> AIM OF THE EXERCISE
From the first line to the last, output the records exactly and drop any images.

·····

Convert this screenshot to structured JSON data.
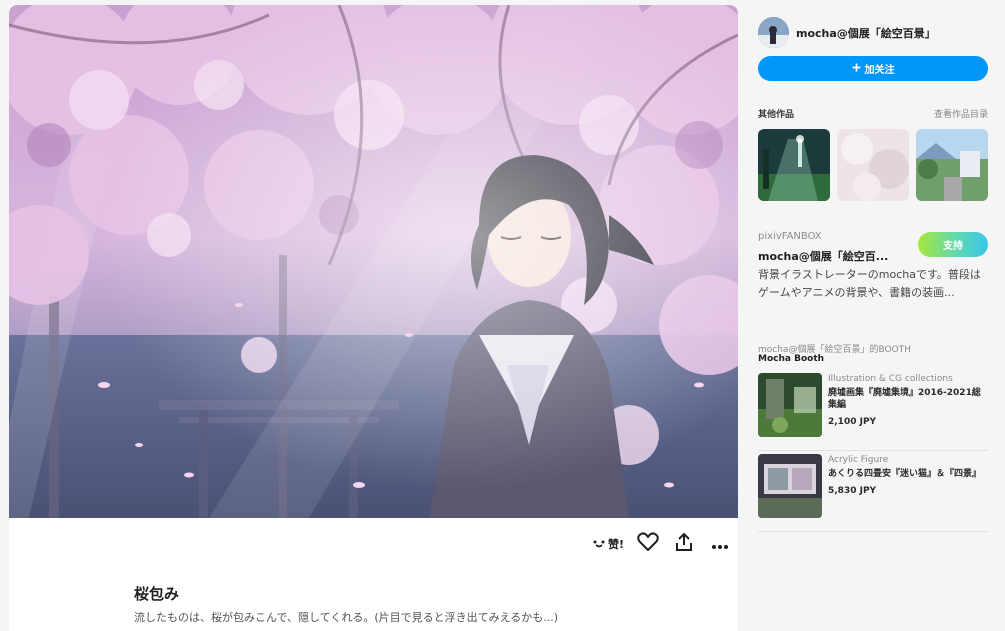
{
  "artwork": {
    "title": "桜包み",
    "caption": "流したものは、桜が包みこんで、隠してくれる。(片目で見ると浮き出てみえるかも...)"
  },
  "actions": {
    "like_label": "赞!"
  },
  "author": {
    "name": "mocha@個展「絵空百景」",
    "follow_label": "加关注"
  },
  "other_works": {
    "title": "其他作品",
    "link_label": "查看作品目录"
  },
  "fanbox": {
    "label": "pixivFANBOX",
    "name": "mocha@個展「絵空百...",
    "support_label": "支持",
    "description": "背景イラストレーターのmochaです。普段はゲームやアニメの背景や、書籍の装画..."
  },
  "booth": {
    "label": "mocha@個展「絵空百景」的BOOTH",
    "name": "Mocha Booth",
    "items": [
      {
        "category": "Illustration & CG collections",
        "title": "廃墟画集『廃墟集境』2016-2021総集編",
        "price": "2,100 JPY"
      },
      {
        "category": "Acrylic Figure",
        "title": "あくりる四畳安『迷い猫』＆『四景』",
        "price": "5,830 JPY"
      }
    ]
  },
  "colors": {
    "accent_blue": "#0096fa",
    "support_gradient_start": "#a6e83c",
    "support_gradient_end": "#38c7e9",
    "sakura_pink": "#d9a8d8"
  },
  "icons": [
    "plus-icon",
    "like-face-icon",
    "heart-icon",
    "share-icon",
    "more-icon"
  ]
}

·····

> RESULT FOR THIS EXERCISE
Convert this screenshot to structured JSON data.
{
  "artwork": {
    "title": "桜包み",
    "caption": "流したものは、桜が包みこんで、隠してくれる。(片目で見ると浮き出てみえるかも...)"
  },
  "actions": {
    "like_label": "赞!"
  },
  "author": {
    "name": "mocha@個展「絵空百景」",
    "follow_label": "加关注"
  },
  "other_works": {
    "title": "其他作品",
    "link_label": "查看作品目录"
  },
  "fanbox": {
    "label": "pixivFANBOX",
    "name": "mocha@個展「絵空百...",
    "support_label": "支持",
    "description": "背景イラストレーターのmochaです。普段はゲームやアニメの背景や、書籍の装画..."
  },
  "booth": {
    "label": "mocha@個展「絵空百景」的BOOTH",
    "name": "Mocha Booth",
    "items": [
      {
        "category": "Illustration & CG collections",
        "title": "廃墟画集『廃墟集境』2016-2021総集編",
        "price": "2,100 JPY"
      },
      {
        "category": "Acrylic Figure",
        "title": "あくりる四畳安『迷い猫』＆『四景』",
        "price": "5,830 JPY"
      }
    ]
  },
  "colors": {
    "accent_blue": "#0096fa",
    "support_gradient_start": "#a6e83c",
    "support_gradient_end": "#38c7e9",
    "sakura_pink": "#d9a8d8"
  },
  "icons": [
    "plus-icon",
    "like-face-icon",
    "heart-icon",
    "share-icon",
    "more-icon"
  ]
}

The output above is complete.